According to The Grocer magazine, a basket of 33 everyday items showed the Big Four are, on average, 23% more expensive than Aldi, whilst Good Housekeeping Institute readers voted Aldi as the UK’s favourite supermarket for the third year running.
Giles Hurley, Chief Executive Officer for Aldi UK and Ireland, said: “Whilst 2020 was an extremely challenging year, our 41,000 colleagues stepped up when it mattered most – their dedication to the communities they serve has been nothing short of remarkable. Despite some of the most difficult conditions our sector has ever seen, our people underlined the strength, success and spirit of our business.
“As well as delivering record sales, we continued to invest for growth, deploying over £600m in stores and distribution centres across the UK. This helped to create thousands of much-needed jobs and support for British farmers and manufacturers.
“Whilst the cost of responding to the pandemic dampened profits, our decision to return business rate relief was the right thing to do.”
“We’re continuing to gain even more customers – with over 60% of households shopping with Aldi in the last year. By redefining the discount supermarket in the UK, creating more places and more ways to shop with us, we are excited to provide millions of new customers with access to Aldi’s award-winning quality and unbeatable value.”
Aldi, which sources its entire core range of fresh meat, eggs, milk, butter and cream from British suppliers, said it had spent an extra £1 billion with UK companies last year, taking its total to £9 billion, as it reaffirms its commitment to buy British wherever possible.
Underlining its commitment to quality, Aldi said it had already reformulated around half of its range to improve product quality this year whilst introducing hundreds of new products in line with changing consumer tastes, such as the winner of its Grow with Aldi spirits competition, Penrhos Limited Edition – Hibiscus Botanical Gin, and a new range of British fish including Dover Sole, Lemon Sole, British Hake and Cornish Sardines.

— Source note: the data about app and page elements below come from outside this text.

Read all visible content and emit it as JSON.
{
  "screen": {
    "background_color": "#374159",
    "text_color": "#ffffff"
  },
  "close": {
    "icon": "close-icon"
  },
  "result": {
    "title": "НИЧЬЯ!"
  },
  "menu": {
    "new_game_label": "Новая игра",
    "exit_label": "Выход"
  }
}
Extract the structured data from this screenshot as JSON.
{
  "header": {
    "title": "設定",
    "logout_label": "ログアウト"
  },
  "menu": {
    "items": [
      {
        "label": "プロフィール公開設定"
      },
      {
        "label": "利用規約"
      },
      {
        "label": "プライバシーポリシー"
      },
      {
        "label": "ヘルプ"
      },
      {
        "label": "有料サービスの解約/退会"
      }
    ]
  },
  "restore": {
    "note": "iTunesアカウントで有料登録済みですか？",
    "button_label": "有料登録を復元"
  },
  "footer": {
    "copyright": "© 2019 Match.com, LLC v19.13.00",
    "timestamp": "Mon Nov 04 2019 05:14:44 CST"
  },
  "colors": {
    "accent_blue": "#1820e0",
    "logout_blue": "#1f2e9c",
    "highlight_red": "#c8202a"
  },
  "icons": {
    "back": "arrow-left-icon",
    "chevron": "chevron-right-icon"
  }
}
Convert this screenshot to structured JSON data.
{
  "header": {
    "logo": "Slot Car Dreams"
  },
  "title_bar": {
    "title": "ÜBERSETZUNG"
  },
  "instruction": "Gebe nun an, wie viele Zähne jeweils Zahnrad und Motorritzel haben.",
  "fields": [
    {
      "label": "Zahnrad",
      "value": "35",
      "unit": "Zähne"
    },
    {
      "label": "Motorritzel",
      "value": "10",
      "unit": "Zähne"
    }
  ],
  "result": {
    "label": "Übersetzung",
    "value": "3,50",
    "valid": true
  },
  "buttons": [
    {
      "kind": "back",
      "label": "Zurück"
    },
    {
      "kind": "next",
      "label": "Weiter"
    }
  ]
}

Earlier this year, Aldi maintained its position as the UK’s best-paying supermarket by increasing the minimum hourly rates for store colleagues, exceeding the Living Wage Foundation’s recommended ‘real living wage’.
The group has also pledged to halve the volume of plastic packaging it uses by 2025 by removing over two billion pieces of plastic from circulation. In April, it launched a trial at its Ulverston store in Cumbria selling its first packaging-free products to help customers shop more sustainably.
The supermarket, which has been an official sponsor of Team GB since 2015, also praised its Ambassadors who competed in the Tokyo 2020 Olympics, saying they helped inspire the nation to eat healthily. So far Aldi’s Get Set to Eat Fresh programme, which provides free materials for teachers and parents to support young people to develop their understanding and love of fresh, healthy food, has reached over two million children.
As part of its Better Everyday programme, Aldi also donated more than one million meals to people in need during the school summer holidays by working alongside local charities, community groups and foodbanks. The programme forms part of its commitment to donate 10 million meals across the country in 2021 in partnership with community giving platform Neighbourly.
*Group figures comprise UK & Ireland
**Source: Kantar Worldpanel data, 52 weeks to 27 December 2020
***Kantar Worldpanel data, 12 weeks to 5 September 2021
****The Grocer 33 price survey, published 24 September 2021